--- MATERIAL PROVIDED ---
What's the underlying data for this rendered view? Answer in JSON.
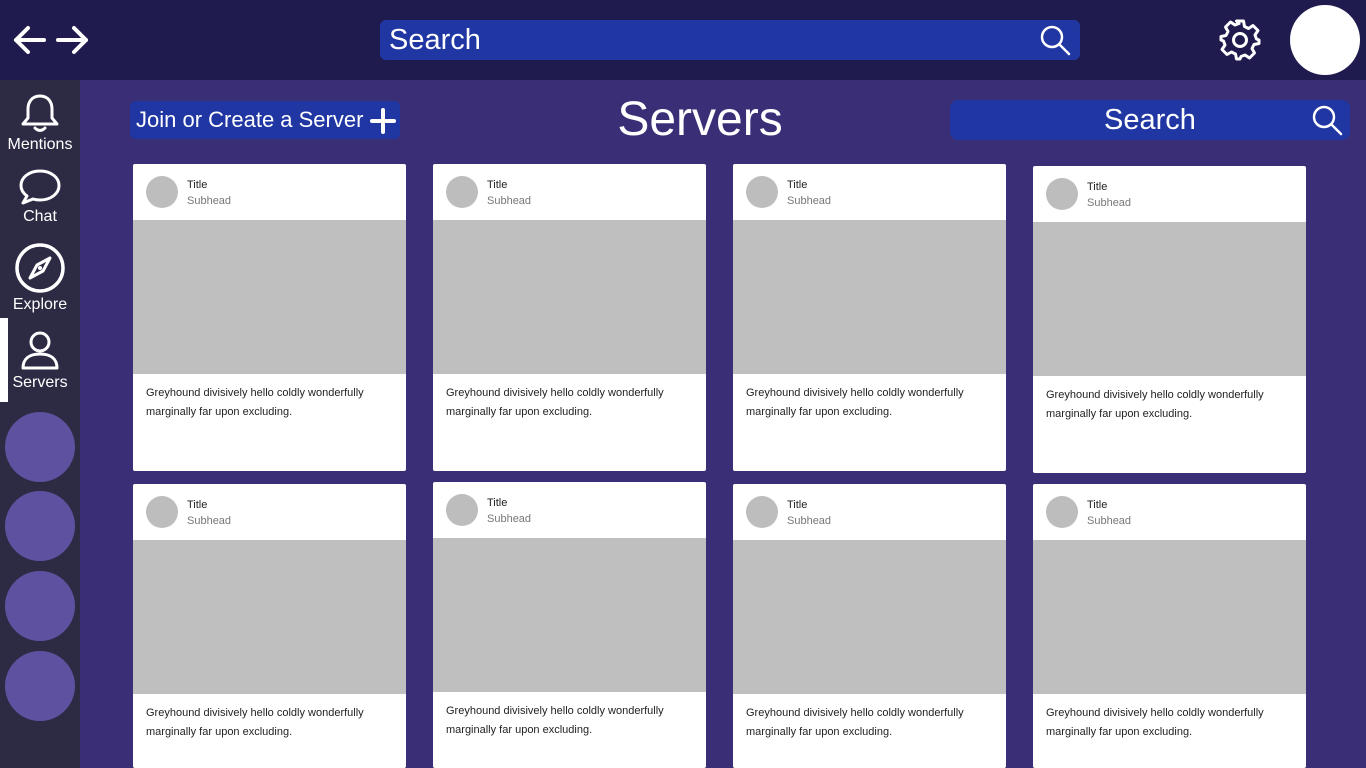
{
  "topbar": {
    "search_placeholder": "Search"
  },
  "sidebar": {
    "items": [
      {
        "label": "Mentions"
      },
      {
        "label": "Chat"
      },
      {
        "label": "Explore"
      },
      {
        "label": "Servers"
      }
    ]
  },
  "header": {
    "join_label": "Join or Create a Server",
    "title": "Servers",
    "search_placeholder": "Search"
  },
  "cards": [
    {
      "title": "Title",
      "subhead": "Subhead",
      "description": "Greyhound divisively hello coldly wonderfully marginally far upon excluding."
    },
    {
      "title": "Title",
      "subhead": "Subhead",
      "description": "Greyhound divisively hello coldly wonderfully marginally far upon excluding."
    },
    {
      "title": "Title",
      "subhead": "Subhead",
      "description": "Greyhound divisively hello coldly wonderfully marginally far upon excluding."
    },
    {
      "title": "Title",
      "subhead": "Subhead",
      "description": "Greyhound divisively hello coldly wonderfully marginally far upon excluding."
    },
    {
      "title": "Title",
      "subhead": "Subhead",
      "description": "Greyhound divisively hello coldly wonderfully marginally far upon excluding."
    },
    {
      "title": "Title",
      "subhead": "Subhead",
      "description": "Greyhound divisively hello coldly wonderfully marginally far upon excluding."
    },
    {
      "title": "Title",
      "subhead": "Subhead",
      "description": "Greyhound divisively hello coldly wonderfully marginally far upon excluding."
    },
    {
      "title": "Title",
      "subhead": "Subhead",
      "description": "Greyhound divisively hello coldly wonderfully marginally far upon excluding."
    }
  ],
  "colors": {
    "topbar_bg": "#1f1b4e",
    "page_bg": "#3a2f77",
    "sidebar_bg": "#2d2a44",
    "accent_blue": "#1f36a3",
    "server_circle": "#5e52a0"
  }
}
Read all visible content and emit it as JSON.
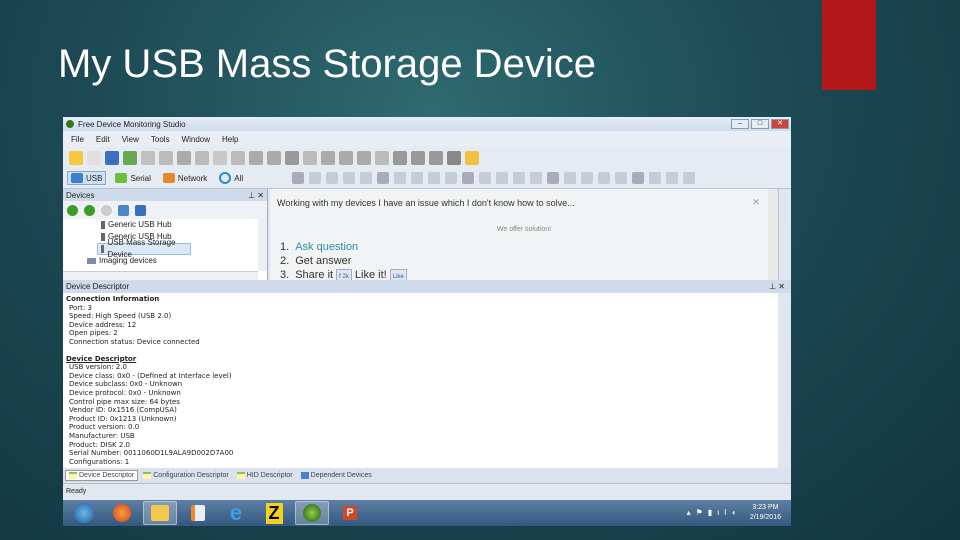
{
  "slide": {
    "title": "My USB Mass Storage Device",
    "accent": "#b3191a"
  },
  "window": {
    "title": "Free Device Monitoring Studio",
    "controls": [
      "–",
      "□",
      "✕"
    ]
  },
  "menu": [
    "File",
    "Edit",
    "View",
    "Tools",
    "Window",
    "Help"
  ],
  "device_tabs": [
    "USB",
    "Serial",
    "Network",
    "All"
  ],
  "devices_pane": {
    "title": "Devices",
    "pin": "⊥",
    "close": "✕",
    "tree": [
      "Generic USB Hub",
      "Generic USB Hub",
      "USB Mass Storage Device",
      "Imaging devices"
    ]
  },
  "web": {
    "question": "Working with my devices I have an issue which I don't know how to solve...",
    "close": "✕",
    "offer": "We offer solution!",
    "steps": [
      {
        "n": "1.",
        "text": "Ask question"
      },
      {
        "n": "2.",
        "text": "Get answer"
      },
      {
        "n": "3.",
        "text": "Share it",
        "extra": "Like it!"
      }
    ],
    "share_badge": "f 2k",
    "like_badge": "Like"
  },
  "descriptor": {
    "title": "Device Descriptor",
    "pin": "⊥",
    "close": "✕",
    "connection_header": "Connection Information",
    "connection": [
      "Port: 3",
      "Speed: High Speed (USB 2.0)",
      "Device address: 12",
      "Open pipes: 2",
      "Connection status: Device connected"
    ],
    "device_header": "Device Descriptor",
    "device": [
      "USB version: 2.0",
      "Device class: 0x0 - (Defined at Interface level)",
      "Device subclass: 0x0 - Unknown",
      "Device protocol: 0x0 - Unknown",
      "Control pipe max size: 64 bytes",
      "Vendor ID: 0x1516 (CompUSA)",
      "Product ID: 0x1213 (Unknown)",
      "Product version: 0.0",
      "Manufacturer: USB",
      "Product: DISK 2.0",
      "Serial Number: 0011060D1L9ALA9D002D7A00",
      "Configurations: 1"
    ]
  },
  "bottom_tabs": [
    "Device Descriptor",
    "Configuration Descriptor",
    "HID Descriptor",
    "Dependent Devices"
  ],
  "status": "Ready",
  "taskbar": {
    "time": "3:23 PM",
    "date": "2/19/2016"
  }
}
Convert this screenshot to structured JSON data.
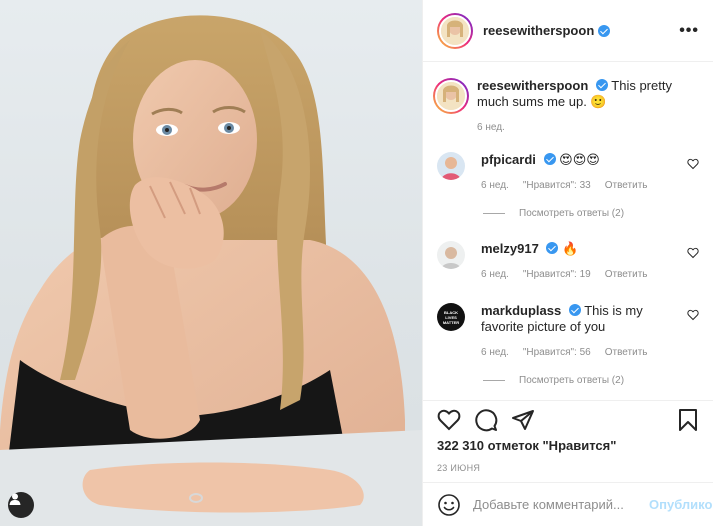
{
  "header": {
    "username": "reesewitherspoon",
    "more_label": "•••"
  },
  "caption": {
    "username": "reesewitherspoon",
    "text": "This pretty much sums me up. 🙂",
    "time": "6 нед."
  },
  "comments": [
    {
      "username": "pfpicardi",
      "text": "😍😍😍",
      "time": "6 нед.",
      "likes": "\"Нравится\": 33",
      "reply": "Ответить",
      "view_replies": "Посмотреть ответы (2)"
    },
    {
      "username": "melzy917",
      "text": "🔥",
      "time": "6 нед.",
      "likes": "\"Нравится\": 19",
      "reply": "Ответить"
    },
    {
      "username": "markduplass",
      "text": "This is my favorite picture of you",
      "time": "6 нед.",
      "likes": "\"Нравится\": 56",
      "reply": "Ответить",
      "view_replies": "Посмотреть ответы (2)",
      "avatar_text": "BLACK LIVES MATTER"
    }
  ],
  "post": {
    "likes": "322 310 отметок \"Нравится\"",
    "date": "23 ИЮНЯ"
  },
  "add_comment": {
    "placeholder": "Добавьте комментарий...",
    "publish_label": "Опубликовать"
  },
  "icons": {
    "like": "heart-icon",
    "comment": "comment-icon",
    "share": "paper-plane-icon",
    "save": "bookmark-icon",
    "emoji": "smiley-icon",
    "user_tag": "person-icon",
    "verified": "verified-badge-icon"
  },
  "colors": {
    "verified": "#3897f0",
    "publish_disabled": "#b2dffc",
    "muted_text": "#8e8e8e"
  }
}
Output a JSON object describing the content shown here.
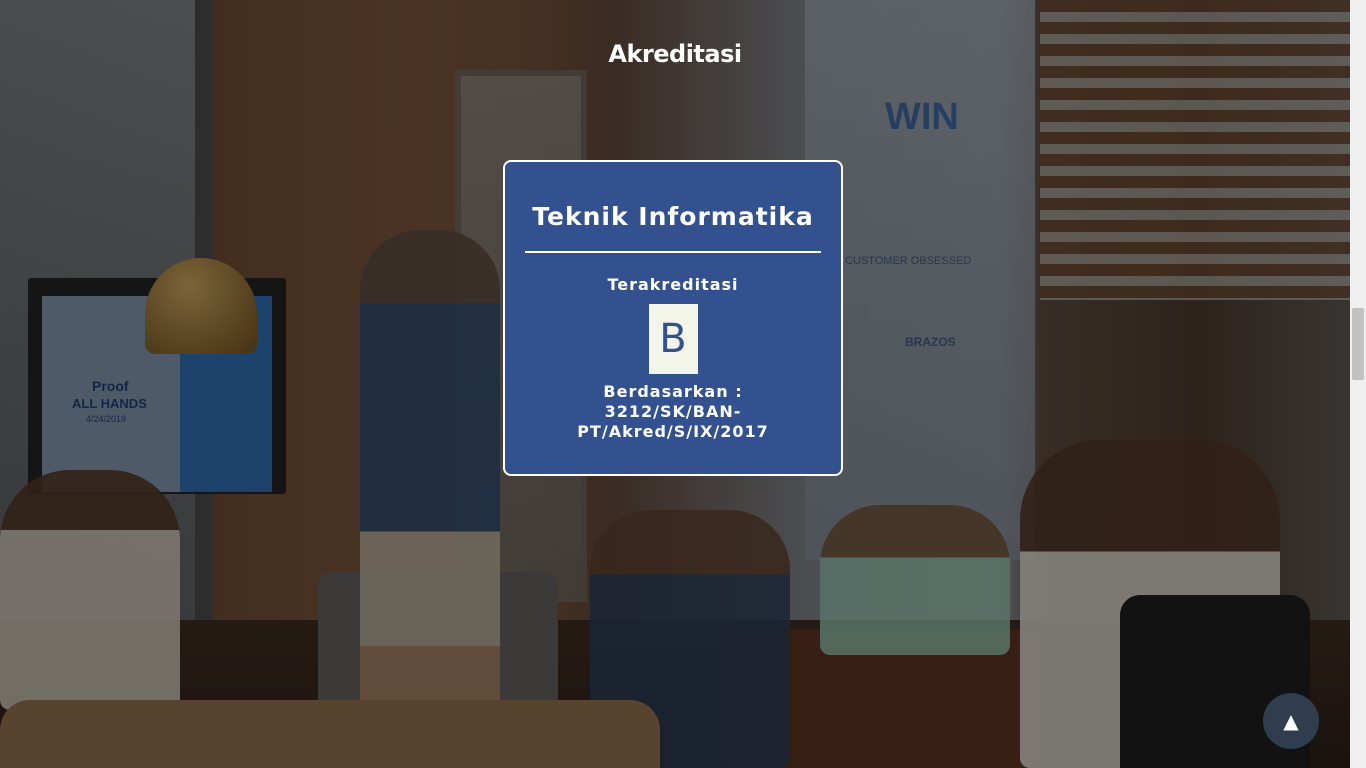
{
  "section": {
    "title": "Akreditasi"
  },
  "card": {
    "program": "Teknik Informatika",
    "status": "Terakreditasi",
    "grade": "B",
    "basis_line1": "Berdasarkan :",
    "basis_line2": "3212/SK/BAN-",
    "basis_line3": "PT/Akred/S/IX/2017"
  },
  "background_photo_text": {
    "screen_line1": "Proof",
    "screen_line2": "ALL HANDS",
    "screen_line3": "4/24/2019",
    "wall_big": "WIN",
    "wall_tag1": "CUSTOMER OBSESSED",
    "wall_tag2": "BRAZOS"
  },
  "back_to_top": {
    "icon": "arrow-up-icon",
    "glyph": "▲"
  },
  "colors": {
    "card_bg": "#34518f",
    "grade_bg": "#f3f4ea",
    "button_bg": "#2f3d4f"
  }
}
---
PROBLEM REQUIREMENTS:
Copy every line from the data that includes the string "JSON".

RESULT OF THIS TASK:
What's the underlying data for this rendered view? Answer in JSON.
Read all visible content and emit it as JSON.
Convert this screenshot to structured JSON data.
Output a JSON object describing the content shown here.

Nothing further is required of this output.